In 2007, the Partnership worked with A.T. Kearney to produce an analysis of NYS economic development programs and the framework for a strategic plan for growing and diversifying the state economy. The report called for a major overhaul of current programs, in favor of more targeted public investment in technology-enabled businesses and regional industry clusters. It also affirmed the need for coordination of state tax, energy and workforce development policies with a comprehensive economic development strategy. Investment in passive programs, like Empire Zones, is largely a waste of limited state resources. Instead, New York needs a more robust and refundable research and development tax credit to offer companies that create new jobs here. It needs a pre-set package of tax and energy benefits that can be marketed to businesses that set up new or expanded operations in the state. It needs a grants program targeted to business-university partnerships that directly connect to strengthening industry clusters, replacing state grants for basic research and stand-alone capital projects. Finally, there is a short-term need to make credit available to small and middle market businesses if federal stimulus efforts do not address this issue. One idea is to reprogram some of the state’s loan guarantee authority in the SONYMA insurance fund to co-insure loans and lines of credit that banks provide. With state guarantees, banks and possibly pension funds could immediately extend funding to renewable energy and other growth sector companies that face the threat of failure if the cut-off of conventional credit continues for more than a few months.
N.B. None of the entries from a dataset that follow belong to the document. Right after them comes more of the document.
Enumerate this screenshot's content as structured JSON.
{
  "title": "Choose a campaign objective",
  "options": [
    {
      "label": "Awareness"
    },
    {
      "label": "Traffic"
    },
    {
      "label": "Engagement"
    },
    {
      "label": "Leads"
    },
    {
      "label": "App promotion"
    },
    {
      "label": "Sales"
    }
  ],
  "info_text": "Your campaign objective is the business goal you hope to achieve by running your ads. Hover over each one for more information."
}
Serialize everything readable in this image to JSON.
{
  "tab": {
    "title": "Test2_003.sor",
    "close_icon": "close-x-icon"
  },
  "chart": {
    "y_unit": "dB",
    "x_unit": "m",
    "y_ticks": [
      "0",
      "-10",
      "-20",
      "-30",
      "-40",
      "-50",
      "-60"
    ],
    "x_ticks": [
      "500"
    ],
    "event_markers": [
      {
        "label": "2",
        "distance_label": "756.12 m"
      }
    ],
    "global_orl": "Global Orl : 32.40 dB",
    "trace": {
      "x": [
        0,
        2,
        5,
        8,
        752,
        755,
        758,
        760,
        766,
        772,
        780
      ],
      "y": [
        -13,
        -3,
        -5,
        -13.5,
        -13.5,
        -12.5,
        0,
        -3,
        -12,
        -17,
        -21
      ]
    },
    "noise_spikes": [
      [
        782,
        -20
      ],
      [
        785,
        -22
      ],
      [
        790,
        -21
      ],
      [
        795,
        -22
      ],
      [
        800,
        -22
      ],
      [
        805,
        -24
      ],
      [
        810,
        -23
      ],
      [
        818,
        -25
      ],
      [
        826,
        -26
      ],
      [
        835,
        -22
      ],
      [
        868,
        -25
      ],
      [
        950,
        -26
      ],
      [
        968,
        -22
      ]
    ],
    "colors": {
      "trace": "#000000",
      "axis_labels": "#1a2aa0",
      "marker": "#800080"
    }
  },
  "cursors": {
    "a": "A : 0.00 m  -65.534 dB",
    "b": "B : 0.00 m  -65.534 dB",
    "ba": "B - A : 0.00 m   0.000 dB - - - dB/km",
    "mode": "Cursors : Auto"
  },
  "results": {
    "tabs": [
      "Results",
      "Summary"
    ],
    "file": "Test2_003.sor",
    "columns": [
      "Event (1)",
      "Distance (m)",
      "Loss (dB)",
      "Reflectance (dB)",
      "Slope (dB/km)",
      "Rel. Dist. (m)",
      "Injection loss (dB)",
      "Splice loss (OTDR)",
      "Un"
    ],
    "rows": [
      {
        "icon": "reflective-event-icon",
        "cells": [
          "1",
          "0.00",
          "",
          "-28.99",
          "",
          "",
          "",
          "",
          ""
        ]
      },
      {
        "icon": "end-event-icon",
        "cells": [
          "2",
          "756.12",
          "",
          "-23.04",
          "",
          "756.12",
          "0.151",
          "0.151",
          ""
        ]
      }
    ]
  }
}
As noted earlier, maintaining New York’s status as the center of world finance depends more than anything on keeping top talent in the tri-state region. The immediate challenge is the estimated 40,000 professionals who are suddenly out of work, have lost a significant amount of their net worth, and do not see immediate prospects for re-employment in their industry. The State Department of Labor, New York City, the Partnership and various other groups have begun to discuss coordinated placement strategies aimed at redeploying talent within the region. The state should consider reprogramming or asking for additional federal workforce development funds to support this effort, including not only financial professionals but the support personnel from other sectors who are also affected.


A final message that needs to be made loud and clear is that New York’s tax burden on business and individuals is already high and a tax increase at this time would be very destructive to attraction and retention of businesses and high end talent. New York should not forget that the markets are global, trading is done electronically, and that New York must remain competitive. Spending reductions, deferrals and alternate sources of revenue – other than taxes — need to be the way New York State closes its budget gap for the duration of this crisis.


Glenn Hutchins, one of our Board members, recently observed that the financial system will migrate to where GDP growth is occurring and capital is accumulating. New York must get its house in order to retain and continue to attract companies. This will require tax and regulatory policies that are highly competitive as well as significant investment in technological innovation in the private and public sectors. New York certainly needs to diversify its economy to cushion against downturns in the financial sector, but we can never replace the value that Wall Street brings to this city and state. No other industry could provide the scope and size of value-added services, the tax revenues, or the multiplier impact in other sectors. New York’s status as world financial capital is what brings international business and investment here. Our challenge is to convince the rest of America that prosperity on Main Street is only possible if Wall Street continues to flourish. This hearing is an excellent opportunity to start that process.




Wylde’s Outlook on Local Economy: Not Good